The building at the back of the garden is the coach house.


Rather like Chatsworth, the Museum holds art exhibitions with art works positioned in the rooms amongst the furniture. During our visit there was a display of Contemporary Art works – an exhibition entitled Something thrown in the way of the observer – in the Bird Room and Red bedroom.


Something Thrown in the Way of the Observer aims to take the objects themselves as a starting point, in order to question their impact on our lives. How do perspectives on ourselves and the world change when we imagine the relation between people and things as a more equal partnership? Each in their own way, the artists move things from the background to the foreground – also bringing the still lives at the Museum Van Loon irrevocably into motion.

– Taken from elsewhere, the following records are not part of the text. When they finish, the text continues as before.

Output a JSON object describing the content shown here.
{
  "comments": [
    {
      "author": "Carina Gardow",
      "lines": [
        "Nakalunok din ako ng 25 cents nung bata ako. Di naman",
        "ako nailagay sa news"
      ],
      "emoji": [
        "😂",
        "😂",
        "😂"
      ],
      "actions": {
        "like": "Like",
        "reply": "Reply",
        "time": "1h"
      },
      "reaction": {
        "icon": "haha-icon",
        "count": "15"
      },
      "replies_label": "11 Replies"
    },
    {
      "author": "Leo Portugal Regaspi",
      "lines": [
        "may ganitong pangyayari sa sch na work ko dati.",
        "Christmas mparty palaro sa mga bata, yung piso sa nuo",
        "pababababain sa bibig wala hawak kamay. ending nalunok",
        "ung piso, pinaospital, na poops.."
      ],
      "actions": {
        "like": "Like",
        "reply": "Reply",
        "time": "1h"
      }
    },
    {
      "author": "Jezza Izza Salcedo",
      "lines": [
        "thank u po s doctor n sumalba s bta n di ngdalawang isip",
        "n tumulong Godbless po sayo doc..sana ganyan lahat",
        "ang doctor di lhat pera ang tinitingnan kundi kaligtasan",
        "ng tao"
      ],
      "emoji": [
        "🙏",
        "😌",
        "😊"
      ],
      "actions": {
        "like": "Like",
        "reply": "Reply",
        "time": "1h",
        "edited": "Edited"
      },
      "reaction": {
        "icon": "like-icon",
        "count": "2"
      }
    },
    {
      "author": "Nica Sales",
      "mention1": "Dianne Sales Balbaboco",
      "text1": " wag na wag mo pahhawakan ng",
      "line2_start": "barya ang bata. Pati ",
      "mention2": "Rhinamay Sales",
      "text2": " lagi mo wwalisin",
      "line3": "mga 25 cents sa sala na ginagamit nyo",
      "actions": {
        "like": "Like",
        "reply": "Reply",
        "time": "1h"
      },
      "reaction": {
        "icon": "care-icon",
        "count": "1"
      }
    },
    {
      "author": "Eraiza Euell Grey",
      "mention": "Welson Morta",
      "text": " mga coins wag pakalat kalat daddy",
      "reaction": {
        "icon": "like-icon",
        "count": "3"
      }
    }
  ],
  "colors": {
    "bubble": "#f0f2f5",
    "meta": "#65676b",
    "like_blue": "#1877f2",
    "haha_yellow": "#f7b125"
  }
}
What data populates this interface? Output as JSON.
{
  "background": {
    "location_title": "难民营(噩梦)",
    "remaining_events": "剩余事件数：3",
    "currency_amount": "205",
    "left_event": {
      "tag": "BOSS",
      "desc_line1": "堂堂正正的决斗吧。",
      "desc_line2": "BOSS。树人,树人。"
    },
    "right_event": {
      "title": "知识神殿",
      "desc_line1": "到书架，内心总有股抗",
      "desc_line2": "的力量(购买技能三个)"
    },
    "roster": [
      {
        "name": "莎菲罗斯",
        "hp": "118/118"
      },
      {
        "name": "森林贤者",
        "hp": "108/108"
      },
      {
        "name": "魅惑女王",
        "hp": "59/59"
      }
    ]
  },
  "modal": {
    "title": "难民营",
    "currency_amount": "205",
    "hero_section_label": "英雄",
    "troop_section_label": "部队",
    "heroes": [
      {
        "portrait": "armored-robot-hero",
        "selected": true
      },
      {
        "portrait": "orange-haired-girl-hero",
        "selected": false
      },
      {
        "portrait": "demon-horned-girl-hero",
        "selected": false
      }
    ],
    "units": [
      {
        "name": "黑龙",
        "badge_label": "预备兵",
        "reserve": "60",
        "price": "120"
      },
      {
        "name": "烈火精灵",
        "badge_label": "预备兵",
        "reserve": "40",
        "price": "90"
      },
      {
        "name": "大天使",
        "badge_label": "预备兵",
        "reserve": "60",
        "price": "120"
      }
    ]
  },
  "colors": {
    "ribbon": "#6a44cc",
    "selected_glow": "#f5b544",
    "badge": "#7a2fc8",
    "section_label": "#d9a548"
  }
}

I particularly liked the crumpled papers on the table in the Bird Room (Biz by ingRichtje Reinsma) and This is where the magic happens by Uta Eisenreich where a black tent with a spy hole was installed on the four poster bed and by peering through this hole visitors were able to observe dust particles illuminated by a light (this is the Tyndall scattering effect I’m very familiar with in my work) – a case of a scientific principle being used to create a work of art. The orange polyester blocks, which looked rather like bars of soap, scattered in several locations in the rooms (Zouden zijn zullen (volumes 1) by Rosa Sijben) were also interest

I suspect that the exhibition was not to the taste of all the Museum’s visitors but we found it stimulating and it is good to see modern art works taken out of the gallery into different surroundings  and for artists to respond to the  spaces where their works are to be displayed. I think it is both brave and enterprising for Museum’s to be prepared to do something different and bring an aspect of the 21st Century into what could otherwise become a fossilised display. It’s something that Chatsworth do well and the Museum Van Loon are attempting something similar, albeit on a smaller scale.